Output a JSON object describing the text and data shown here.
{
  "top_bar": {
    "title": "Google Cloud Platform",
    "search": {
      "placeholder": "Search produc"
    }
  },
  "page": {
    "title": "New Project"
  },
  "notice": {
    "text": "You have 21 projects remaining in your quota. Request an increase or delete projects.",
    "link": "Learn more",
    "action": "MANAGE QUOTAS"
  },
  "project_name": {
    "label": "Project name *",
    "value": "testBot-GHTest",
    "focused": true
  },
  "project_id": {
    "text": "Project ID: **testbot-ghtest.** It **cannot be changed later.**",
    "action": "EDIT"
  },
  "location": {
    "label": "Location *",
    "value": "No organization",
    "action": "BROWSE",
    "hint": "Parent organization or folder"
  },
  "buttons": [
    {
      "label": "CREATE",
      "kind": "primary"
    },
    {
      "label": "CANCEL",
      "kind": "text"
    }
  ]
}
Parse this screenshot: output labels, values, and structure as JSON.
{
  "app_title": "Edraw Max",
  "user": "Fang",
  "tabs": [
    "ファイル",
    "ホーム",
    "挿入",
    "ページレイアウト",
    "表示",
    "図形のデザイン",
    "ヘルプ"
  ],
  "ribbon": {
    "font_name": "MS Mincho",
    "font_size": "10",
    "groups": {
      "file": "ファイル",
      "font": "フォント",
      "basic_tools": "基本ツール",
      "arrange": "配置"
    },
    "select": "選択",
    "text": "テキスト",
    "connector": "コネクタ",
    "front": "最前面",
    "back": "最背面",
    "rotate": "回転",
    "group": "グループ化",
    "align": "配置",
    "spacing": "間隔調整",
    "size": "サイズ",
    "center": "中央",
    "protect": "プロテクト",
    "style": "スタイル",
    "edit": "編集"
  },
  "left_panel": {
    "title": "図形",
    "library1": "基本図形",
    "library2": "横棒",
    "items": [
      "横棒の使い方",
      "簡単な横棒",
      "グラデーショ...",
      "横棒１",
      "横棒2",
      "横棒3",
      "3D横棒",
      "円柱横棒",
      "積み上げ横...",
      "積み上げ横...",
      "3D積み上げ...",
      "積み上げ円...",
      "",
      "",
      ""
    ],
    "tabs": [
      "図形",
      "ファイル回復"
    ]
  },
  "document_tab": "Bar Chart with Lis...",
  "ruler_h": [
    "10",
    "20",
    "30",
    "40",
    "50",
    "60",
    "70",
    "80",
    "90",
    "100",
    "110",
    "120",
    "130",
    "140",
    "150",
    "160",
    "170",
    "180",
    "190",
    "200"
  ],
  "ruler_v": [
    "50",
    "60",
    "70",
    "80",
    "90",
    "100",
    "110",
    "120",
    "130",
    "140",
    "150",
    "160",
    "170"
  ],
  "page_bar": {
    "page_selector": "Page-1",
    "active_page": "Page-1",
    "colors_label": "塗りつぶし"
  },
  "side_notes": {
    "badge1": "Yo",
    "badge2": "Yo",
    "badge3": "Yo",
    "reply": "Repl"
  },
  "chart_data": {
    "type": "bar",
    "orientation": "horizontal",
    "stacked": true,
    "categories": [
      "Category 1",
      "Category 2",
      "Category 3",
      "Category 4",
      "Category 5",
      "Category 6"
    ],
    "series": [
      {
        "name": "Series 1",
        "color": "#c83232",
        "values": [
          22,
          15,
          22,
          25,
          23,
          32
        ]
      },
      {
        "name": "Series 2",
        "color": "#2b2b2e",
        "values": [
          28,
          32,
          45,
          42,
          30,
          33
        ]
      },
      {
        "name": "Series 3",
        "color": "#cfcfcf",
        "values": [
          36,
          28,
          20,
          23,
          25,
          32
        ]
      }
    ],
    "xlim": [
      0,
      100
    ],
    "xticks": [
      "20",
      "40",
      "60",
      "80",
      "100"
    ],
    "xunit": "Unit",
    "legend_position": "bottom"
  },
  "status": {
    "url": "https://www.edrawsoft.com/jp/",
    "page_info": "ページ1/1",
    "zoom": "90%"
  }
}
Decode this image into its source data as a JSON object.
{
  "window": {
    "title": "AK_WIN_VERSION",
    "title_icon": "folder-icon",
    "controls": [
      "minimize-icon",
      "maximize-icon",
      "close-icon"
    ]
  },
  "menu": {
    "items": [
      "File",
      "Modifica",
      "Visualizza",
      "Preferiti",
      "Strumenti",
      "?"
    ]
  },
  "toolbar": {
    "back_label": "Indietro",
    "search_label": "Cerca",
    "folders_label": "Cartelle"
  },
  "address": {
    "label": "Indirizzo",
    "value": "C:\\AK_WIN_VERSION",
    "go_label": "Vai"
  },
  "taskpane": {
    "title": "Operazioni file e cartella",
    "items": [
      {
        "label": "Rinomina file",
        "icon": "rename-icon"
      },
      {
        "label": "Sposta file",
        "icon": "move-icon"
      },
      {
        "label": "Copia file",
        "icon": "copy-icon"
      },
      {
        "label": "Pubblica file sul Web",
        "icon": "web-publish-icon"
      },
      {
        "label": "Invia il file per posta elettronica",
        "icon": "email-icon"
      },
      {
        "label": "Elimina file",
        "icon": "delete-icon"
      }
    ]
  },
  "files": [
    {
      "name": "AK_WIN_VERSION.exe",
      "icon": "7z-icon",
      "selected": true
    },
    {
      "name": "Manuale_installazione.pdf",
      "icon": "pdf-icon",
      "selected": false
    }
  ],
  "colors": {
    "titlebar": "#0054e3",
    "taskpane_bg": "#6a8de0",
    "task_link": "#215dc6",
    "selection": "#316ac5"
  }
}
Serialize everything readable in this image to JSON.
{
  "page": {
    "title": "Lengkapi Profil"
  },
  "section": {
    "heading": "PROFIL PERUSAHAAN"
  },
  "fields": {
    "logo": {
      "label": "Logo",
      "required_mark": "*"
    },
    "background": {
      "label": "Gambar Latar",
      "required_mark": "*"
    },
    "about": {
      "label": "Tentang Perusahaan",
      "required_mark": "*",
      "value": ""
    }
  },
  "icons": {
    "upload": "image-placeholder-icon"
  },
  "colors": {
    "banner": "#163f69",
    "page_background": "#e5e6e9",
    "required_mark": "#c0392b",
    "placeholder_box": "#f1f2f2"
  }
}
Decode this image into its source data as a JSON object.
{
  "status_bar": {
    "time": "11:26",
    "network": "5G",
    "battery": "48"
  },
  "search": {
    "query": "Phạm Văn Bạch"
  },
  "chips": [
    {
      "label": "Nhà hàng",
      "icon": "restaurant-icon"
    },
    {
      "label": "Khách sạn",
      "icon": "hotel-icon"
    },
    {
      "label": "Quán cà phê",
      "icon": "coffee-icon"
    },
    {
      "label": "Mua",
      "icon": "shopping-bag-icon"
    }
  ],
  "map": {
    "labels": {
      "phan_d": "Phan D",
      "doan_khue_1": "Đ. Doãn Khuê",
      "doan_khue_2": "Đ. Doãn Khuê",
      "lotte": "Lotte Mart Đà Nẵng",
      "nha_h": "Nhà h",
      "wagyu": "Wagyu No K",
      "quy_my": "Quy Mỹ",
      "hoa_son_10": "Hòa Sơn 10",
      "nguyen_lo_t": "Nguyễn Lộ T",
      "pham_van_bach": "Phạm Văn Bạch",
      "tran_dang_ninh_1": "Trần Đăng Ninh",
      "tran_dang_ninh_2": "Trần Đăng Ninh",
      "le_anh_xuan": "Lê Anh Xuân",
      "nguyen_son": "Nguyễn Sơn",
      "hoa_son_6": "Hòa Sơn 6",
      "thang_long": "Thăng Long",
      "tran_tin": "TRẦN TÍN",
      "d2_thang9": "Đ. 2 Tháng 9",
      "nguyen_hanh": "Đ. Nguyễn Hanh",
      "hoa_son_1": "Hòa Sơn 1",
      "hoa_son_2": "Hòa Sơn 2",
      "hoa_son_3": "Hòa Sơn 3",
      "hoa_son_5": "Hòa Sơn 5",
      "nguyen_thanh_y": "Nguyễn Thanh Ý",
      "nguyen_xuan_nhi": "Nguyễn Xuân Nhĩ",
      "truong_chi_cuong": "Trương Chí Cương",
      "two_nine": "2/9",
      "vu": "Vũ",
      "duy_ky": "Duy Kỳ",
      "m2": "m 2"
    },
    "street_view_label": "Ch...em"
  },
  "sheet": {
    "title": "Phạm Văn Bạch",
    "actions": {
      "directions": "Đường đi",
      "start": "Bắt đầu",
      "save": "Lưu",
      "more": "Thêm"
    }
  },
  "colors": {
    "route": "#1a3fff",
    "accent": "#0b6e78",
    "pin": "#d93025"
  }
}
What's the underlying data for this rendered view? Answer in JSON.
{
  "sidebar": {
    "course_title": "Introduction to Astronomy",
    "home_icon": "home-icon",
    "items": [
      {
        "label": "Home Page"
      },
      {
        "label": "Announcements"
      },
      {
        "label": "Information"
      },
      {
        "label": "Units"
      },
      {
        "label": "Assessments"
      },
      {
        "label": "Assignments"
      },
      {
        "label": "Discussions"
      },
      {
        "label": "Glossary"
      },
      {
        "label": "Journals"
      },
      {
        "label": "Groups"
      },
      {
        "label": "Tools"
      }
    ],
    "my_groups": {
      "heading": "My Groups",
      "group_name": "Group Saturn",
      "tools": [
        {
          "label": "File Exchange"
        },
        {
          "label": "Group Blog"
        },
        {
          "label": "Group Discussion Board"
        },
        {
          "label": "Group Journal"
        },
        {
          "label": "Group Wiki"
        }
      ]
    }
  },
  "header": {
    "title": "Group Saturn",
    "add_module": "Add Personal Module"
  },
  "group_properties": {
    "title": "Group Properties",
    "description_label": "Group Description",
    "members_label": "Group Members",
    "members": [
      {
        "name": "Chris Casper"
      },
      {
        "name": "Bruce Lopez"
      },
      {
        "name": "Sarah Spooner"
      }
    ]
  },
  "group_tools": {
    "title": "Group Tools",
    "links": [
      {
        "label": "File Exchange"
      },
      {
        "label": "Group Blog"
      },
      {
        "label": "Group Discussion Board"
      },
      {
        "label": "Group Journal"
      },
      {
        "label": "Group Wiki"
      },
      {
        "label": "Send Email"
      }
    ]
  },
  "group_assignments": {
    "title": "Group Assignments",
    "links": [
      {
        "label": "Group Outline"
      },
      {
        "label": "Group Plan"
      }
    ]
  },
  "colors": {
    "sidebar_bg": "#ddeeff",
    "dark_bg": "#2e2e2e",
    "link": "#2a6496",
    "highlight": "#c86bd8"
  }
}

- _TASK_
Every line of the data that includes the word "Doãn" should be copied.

- _REPLY TO THE TASK_
      "doan_khue_1": "Đ. Doãn Khuê",
      "doan_khue_2": "Đ. Doãn Khuê",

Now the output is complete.